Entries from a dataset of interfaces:
[Start of Attachment]
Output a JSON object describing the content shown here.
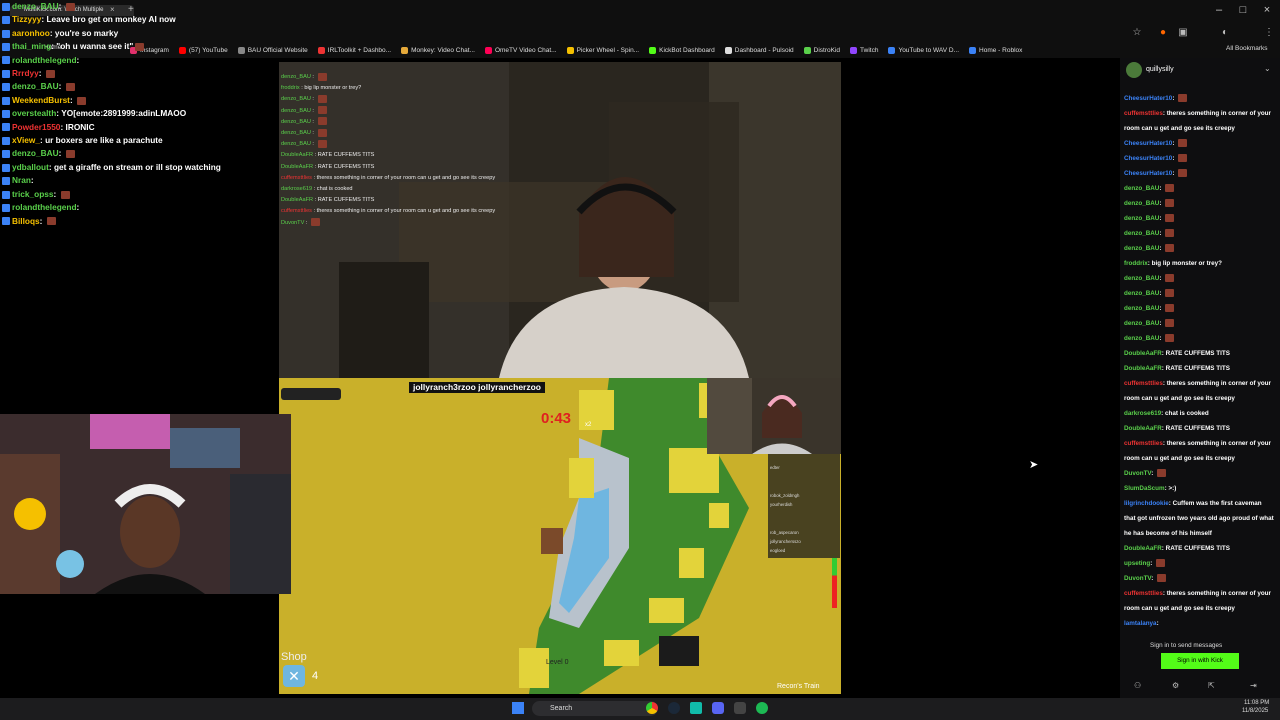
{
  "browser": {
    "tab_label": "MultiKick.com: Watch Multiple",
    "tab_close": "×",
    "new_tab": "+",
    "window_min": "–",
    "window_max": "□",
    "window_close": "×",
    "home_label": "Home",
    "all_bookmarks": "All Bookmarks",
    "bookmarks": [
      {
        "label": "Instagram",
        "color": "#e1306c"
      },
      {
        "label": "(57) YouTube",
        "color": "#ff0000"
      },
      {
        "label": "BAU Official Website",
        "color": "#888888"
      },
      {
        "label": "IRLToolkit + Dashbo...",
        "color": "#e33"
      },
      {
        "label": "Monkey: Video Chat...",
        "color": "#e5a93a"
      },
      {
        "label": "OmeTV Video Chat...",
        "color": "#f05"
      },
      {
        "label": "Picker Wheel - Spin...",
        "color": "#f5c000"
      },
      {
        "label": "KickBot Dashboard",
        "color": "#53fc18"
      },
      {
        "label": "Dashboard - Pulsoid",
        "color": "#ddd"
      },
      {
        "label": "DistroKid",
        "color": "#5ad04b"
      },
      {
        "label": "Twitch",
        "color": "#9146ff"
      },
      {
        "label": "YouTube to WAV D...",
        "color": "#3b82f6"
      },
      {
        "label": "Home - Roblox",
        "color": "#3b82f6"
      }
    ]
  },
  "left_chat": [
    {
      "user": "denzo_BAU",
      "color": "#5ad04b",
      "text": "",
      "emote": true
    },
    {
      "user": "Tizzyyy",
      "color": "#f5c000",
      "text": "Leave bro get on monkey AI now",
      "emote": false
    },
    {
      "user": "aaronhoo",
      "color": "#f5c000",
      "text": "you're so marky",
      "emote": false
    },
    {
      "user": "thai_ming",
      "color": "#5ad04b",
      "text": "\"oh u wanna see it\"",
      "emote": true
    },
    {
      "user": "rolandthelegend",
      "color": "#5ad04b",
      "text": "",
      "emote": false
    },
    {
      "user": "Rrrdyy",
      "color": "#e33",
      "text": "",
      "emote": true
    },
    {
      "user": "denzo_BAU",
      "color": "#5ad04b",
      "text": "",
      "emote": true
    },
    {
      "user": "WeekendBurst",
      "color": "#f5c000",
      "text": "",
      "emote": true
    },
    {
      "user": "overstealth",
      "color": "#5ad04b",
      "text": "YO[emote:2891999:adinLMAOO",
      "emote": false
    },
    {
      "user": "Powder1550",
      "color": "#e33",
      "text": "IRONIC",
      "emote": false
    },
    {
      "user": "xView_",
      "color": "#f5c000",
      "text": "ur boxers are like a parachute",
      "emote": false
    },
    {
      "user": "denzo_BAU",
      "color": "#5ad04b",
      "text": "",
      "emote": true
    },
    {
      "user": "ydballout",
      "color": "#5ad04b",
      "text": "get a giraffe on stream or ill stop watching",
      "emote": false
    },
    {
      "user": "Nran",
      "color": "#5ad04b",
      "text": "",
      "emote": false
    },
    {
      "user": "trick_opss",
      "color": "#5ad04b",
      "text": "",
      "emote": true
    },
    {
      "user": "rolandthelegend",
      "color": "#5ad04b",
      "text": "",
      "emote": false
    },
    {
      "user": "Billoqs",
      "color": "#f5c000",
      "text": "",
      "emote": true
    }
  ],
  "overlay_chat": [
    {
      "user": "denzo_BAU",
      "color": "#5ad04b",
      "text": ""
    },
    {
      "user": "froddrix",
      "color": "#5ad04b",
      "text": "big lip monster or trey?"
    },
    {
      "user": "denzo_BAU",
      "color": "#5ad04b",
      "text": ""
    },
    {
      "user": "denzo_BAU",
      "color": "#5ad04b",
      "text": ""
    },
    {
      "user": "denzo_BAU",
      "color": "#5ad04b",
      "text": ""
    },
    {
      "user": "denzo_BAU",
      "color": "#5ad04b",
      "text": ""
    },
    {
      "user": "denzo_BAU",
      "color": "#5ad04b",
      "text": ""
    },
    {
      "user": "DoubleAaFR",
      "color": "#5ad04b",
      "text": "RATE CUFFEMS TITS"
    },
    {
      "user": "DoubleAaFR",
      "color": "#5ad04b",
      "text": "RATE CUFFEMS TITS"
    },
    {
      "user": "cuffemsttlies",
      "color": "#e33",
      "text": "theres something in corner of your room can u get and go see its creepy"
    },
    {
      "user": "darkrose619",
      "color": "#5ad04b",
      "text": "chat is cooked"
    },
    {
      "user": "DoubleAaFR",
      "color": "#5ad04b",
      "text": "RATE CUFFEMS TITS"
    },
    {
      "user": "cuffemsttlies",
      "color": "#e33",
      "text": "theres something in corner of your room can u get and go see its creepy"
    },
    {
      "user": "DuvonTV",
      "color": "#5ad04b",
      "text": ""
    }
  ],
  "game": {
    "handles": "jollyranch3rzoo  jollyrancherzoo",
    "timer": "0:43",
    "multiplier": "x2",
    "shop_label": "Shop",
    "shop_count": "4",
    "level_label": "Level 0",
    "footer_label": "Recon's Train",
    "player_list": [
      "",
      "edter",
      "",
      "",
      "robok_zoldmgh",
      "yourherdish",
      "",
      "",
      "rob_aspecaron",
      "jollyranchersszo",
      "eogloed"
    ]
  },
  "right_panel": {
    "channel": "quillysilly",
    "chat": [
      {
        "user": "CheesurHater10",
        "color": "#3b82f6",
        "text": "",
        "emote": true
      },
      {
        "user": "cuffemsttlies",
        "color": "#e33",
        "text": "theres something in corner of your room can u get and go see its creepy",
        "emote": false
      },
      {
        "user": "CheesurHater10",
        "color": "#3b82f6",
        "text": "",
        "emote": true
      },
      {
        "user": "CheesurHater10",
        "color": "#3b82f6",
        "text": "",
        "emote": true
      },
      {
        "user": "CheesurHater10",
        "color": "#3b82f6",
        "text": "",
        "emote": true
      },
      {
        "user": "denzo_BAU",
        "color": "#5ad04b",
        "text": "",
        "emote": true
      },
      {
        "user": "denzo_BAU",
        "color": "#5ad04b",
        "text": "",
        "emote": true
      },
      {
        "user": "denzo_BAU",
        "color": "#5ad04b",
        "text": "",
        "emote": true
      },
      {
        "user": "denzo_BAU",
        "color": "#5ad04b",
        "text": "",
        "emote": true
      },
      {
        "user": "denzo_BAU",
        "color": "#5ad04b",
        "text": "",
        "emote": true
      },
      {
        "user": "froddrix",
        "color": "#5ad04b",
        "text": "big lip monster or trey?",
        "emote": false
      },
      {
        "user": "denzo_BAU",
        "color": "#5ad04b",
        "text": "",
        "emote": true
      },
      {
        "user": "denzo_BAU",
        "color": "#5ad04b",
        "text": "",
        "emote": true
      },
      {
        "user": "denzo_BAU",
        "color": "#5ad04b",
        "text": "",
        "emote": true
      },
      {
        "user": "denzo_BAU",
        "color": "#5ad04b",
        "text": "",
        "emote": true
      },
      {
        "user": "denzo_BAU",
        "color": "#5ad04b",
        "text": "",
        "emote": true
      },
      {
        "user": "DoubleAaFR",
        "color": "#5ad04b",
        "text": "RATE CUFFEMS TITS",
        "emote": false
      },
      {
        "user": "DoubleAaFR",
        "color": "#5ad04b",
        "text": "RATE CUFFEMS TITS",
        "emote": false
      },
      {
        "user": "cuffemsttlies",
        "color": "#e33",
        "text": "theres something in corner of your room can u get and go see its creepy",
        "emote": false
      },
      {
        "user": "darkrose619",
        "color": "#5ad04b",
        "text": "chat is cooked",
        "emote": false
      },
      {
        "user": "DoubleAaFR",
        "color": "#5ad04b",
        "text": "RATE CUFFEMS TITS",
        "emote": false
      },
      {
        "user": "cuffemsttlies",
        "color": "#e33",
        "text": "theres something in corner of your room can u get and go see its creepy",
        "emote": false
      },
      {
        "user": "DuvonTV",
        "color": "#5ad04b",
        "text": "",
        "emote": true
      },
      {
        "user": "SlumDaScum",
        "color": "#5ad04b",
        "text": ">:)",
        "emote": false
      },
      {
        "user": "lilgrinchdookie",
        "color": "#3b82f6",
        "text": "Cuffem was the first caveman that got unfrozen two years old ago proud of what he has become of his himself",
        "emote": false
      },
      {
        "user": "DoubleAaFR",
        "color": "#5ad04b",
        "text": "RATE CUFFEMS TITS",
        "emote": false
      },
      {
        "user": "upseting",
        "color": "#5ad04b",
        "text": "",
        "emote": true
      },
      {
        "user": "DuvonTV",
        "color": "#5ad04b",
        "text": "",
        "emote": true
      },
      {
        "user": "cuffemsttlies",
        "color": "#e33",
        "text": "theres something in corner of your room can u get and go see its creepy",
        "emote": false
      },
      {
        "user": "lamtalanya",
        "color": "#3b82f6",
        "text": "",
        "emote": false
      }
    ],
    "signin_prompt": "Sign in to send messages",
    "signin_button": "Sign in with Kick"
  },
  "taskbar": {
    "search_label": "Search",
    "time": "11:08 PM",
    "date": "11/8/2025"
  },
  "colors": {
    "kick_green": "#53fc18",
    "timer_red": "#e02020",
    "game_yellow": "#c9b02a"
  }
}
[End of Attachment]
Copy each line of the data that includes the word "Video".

SOLUTION TO THE PROBLEM ->
        "label": "Monkey: Video Chat...",
        "label": "OmeTV Video Chat...",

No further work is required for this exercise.